US prosecutors are reportedly preparing a potential fraud charge against disgraced crypto tycoon Sam Bankman-Fried, and speculation is growing that his ex-girlfriend Caroline Ellison may be involved.
According to Bloomberg News, officials with the Department of Justice in the Southern District of New York are investigating allegations that hundreds of millions of dollars were transferred from the United States to the Bahamas as the FTX cryptocurrency exchange filed for Chapter 11 bankruptcy protection.
According to previous reports, federal prosecutors in Manhattan are also investigating whether Bankman-Fried manipulated cryptocurrency markets by orchestrating the trades that led to the collapse of the TerraUSD cryptocurrency earlier this year.
Meanwhile, Ellison, former CEO of FTX’s sister hedge fund Alameda Research, According to information, he was seen drinking coffee at the Soho restaurant in Manhattan Bloomberg also reported last week — and hired Stephanie Avakian, a partner at white-shoe law firm Wilmer Hale, who is a former chief of enforcement at the Securities and Exchange Commission.
The Post has reached out to Wilmer Hale for comment.
Although Bankman-Fried has given several interviews and posted frequently on social media in recent weeks, Ellison has remained silent, leading some observers to believe that she wants to cooperate with authorities.
Last month, Bankman-Fried gave a wild, wide-ranging interview in which she blamed the FTX collapse on Ellison, 28, a “Harry Potter” fan who tweeted about taking amphetamines. Bankman-Fried insisted in an interview with Vox reporter Kelsey Piper that her claim that FTX “does not invest in client assets” is “factually accurate” because Alameda Research, not FTX, is making the investments.
Bankman-Fried and Ellison were reportedly part of a group of 10 roommates who oversaw FTX and Alameda operations from a penthouse in the Bahamas. The group was said to be romantically involved, with some online speculation suggesting that they had a network of “policula” or polyamorous relationships.
FTX is said to have used billions of dollars in client funds to pay off debts incurred by Alameda Research, setting off the chain of events that led to its implosion last month. On November 11, several cryptocurrency watchers noticed that $663 million was suspiciously transferred from digital wallets managed by FTX to a fund managed by Bahamian authorities.

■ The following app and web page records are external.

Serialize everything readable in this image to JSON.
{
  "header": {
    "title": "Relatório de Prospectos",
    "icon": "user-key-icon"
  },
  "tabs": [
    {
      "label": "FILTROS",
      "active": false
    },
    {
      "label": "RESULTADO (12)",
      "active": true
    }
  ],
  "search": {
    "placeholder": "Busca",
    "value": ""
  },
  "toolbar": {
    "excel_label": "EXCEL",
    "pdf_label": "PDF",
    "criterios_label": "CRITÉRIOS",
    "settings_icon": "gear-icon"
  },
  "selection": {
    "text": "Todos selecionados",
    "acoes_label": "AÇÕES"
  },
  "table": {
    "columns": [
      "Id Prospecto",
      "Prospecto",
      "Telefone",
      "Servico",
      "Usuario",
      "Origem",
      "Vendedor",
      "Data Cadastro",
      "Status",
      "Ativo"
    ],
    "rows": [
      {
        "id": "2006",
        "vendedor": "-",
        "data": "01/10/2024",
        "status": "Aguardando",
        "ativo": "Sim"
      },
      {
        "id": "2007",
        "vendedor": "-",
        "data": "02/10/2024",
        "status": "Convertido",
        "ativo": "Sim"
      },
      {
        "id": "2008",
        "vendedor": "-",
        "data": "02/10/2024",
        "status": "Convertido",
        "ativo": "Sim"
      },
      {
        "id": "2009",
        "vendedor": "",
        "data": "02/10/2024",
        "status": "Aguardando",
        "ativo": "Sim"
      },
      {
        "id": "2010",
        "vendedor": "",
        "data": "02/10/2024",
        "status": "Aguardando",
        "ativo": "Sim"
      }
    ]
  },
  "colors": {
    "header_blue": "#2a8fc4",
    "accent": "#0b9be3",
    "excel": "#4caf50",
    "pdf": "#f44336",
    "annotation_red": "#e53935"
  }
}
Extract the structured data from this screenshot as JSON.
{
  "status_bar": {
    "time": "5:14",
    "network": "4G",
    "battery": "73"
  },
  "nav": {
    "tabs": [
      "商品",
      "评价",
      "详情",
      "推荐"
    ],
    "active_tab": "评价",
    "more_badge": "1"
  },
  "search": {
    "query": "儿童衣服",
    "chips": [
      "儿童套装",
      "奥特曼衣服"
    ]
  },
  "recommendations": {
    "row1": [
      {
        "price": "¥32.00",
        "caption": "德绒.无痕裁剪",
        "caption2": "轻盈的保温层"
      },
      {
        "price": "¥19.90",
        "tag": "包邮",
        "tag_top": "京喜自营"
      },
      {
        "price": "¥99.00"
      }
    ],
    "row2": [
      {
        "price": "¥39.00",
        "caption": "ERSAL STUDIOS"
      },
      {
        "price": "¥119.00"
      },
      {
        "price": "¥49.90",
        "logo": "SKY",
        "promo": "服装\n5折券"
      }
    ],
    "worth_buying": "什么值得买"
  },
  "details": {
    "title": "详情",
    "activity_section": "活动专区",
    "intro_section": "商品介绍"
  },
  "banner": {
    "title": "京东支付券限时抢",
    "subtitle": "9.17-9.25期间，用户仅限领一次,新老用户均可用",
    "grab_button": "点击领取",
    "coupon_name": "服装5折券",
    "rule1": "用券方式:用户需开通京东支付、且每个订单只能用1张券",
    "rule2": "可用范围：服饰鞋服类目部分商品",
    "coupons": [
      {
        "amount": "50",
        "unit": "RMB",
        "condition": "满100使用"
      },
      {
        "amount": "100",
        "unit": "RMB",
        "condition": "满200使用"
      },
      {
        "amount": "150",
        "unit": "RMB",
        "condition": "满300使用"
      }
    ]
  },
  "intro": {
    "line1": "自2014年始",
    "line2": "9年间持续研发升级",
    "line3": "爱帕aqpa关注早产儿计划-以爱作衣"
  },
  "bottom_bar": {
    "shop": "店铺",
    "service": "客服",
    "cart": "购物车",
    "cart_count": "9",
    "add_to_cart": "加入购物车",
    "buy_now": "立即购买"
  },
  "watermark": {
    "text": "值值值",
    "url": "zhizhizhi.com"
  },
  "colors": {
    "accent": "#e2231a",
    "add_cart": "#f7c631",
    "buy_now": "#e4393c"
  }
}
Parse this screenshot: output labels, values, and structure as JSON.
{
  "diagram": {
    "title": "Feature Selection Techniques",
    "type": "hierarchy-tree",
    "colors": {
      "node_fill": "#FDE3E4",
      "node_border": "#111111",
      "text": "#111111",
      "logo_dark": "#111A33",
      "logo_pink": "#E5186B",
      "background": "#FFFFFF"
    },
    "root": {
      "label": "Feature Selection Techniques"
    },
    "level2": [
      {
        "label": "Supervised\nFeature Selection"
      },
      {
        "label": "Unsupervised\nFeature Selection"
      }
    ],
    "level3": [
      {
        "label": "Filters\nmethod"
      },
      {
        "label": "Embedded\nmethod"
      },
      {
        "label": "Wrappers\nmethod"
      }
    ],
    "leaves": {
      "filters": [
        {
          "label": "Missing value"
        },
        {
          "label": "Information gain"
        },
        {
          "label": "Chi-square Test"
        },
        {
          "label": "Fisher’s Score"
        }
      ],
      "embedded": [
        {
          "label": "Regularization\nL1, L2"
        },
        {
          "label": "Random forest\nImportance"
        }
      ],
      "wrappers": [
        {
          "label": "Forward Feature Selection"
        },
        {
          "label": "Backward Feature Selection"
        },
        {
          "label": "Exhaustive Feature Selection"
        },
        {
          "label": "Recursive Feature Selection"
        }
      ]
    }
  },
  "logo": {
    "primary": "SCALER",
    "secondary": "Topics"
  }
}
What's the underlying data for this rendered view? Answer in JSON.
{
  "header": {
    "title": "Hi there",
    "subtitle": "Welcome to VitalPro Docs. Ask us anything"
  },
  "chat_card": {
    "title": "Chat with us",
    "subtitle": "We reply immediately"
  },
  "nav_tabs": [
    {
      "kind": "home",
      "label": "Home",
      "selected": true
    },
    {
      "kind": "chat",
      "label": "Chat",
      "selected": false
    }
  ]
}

The Bahamas Securities Commission said in a statement on Nov. 17 that it ordered the money to be transferred to its digital wallet “for safekeeping.”
Investigators are also looking into whether FTX engaged in criminal behavior by using client funds to pay off the debts of Alameda Research, a sister analyst firm founded by Bankman-Fried, Bloomberg News reported.
Mark Cohen, a lawyer for Bankman-Fried, and Mark Botnick, a spokesman for Bankman-Fried, both declined to comment.
Bankman-Fried has denied knowingly cheating in recent media interviews.
Bankman-Fried said FTX was responsible for the collapse and failed to realize the amount of risk FTX and Alameda, based in the Bahamas, were taking on both ventures.
One of the charges against Bankman-Fried is that she arranged for Alameda to use clients’ assets in FTX to place bets on the market. Bankman-Fried said in public interviews that she did not “knowingly” commingle clients’ assets with Alameda.
“I didn’t know exactly what was going on,” Bankman-Fried said at the New York Times DealBook Summit last month.
“I learned a lot while these things were going on.”
Bankman-Fried tweeted last week that she was willing to testify before Congress on Tuesday, but that she would be limited in what she could say and “wouldn’t be as helpful as she wanted to be.”
The tweet came in response to several tweets from House Financial Services Committee Chairwoman Maxine Waters (D-Calif.) earlier this month, who demanded that Bankman-Fried appear at a hearing Tuesday on the FTX collapse.
Waters said A series of tweets to Bankman-Fried Based on numerous media interviews since the collapse of the FTX, “it was clear to us that the information you have received so far is sufficient for testimony.”
FTX, the cryptocurrency version of a bank, suffered a setback last month when clients tried to suddenly withdraw their assets due to growing doubts about the financial strength of the company and Alameda Research.
Since the collapse, the new management of FTX has called the management of the cryptocurrency exchange “a complete failure of corporate control”.
In a series of tweets to Waters, Bankman-Fried listed specific issues she might discuss with the committee, including the solvency of FTX’s U.S. business, its American clients and possible solutions for returning assets to international clients.
He also said he could talk about what he thought caused the accident and “my own failings”.
In a television interview just 10 days ago, Bankman-Fried said he believed the US branch of FTX was fully solvent and could begin the withdrawal process immediately.
As for the rest of FTX, which is significantly larger than the US unit, he said the fate of clients’ funds was largely outside his control.
Once one of the world’s richest men on paper, Bankman-Fried now says he gets by on a single credit card and has less than $100,000 to his name since the FTX failure.
With post wires